His nearness is our good, and his nearness is enough. And God, we can’t go a step without you.

 

The pastors met this past Thursday night, and I was telling them that in one way it feels like we’re starting all over again as a church. Having a place to worship on Sundays is a big deal, and right now we don’t have one come September 3. (And I know that when I say that, some of us immediately start thinking about all these possibilities. What about all this place and this place? Some of us are just wired that way, and I’m grateful for that.)

But here’s the thing I don’t want us to miss in this season in our church’s life: We know that God is at work. We know that he’s doing something, and that whatever it is, we know that God is humbling us so that we would learn more not to rely on ourselves, but on him who raises the dead (see 2 Cor. 1:9) — that’s the way Paul understood difficulties in his ministry.
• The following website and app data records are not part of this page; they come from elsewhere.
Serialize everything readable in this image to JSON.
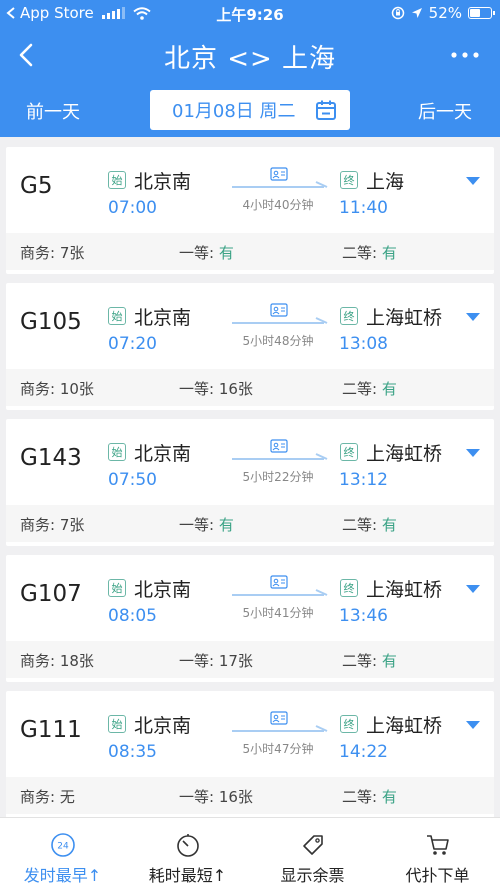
{
  "status_bar": {
    "carrier": "App Store",
    "time": "上午9:26",
    "battery_text": "52%",
    "battery_level": 0.52
  },
  "header": {
    "title": "北京 <> 上海",
    "back_icon": "chevron-left-icon",
    "more_icon": "more-dots-icon"
  },
  "date_bar": {
    "prev_label": "前一天",
    "date_text": "01月08日 周二",
    "next_label": "后一天",
    "calendar_icon": "calendar-icon"
  },
  "trains": [
    {
      "number": "G5",
      "start_badge": "始",
      "from": "北京南",
      "depart": "07:00",
      "duration": "4小时40分钟",
      "end_badge": "终",
      "to": "上海",
      "arrive": "11:40",
      "seats": {
        "business_label": "商务:",
        "business": "7张",
        "first_label": "一等:",
        "first": "有",
        "second_label": "二等:",
        "second": "有"
      }
    },
    {
      "number": "G105",
      "start_badge": "始",
      "from": "北京南",
      "depart": "07:20",
      "duration": "5小时48分钟",
      "end_badge": "终",
      "to": "上海虹桥",
      "arrive": "13:08",
      "seats": {
        "business_label": "商务:",
        "business": "10张",
        "first_label": "一等:",
        "first": "16张",
        "second_label": "二等:",
        "second": "有"
      }
    },
    {
      "number": "G143",
      "start_badge": "始",
      "from": "北京南",
      "depart": "07:50",
      "duration": "5小时22分钟",
      "end_badge": "终",
      "to": "上海虹桥",
      "arrive": "13:12",
      "seats": {
        "business_label": "商务:",
        "business": "7张",
        "first_label": "一等:",
        "first": "有",
        "second_label": "二等:",
        "second": "有"
      }
    },
    {
      "number": "G107",
      "start_badge": "始",
      "from": "北京南",
      "depart": "08:05",
      "duration": "5小时41分钟",
      "end_badge": "终",
      "to": "上海虹桥",
      "arrive": "13:46",
      "seats": {
        "business_label": "商务:",
        "business": "18张",
        "first_label": "一等:",
        "first": "17张",
        "second_label": "二等:",
        "second": "有"
      }
    },
    {
      "number": "G111",
      "start_badge": "始",
      "from": "北京南",
      "depart": "08:35",
      "duration": "5小时47分钟",
      "end_badge": "终",
      "to": "上海虹桥",
      "arrive": "14:22",
      "seats": {
        "business_label": "商务:",
        "business": "无",
        "first_label": "一等:",
        "first": "16张",
        "second_label": "二等:",
        "second": "有"
      }
    }
  ],
  "tabs": [
    {
      "label": "发时最早↑",
      "icon": "clock-24-icon",
      "badge": "24",
      "active": true
    },
    {
      "label": "耗时最短↑",
      "icon": "stopwatch-icon",
      "active": false
    },
    {
      "label": "显示余票",
      "icon": "ticket-tag-icon",
      "active": false
    },
    {
      "label": "代扑下单",
      "icon": "cart-icon",
      "active": false
    }
  ],
  "colors": {
    "primary": "#3d8ff0",
    "available": "#3aa285",
    "background": "#f0f0f2"
  }
}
God wants our humility. He wants our faith, and that’s why we’re praying and calling for a fast on Wednesday, but get this — in our fasting and praying, we’re not just shaking heaven for an answer. Yes, we have logistics issues, and God will provide, but in this season that he has called us to as a church, we are coming to God to have more of God, because more of God is what we need the most. We need God’s Spirit more than we need his answers — and his Spirit he has given us. So we pray . . .

God, open my lips and my mouth will declare your praise. You are worthy of praise and you will be praised, and I want to get in on that praise. Please. And God, I need you to change me. I need you to change my heart, which means I need you create a new one. I need you to do with my heart what only you can do. And God, whatever comes, please don’t leave me. Tomorrow is so uncertain, and I don’t know why you’re leading me this way — I don’t know exactly what you’re doing — but God, be close to me. Be close to me. Don’t leave me. Cast me not away from your presence and take not your Holy Spirit from me. 

 

And this is what brings us to the Table. The servers can come forward. Let’s pray.

The Table

One of the most practical ways that Jesus has given us to remember his nearness is this Table. At the the Table, first, we remember the death of Jesus for us — the bread symbolizes his broken body and the cup symbolizes his shed blood. But also at the Table, when we eat the bread and drink the cup, we remember that Jesus is with us. Jesus, who is more real than anything else, is present with us at this Table by his Spirit. And our participation at this Table expresses our union with him. So if you’re here trust Jesus, if you’re united to Jesus by faith, we invite to enjoy this meal with us.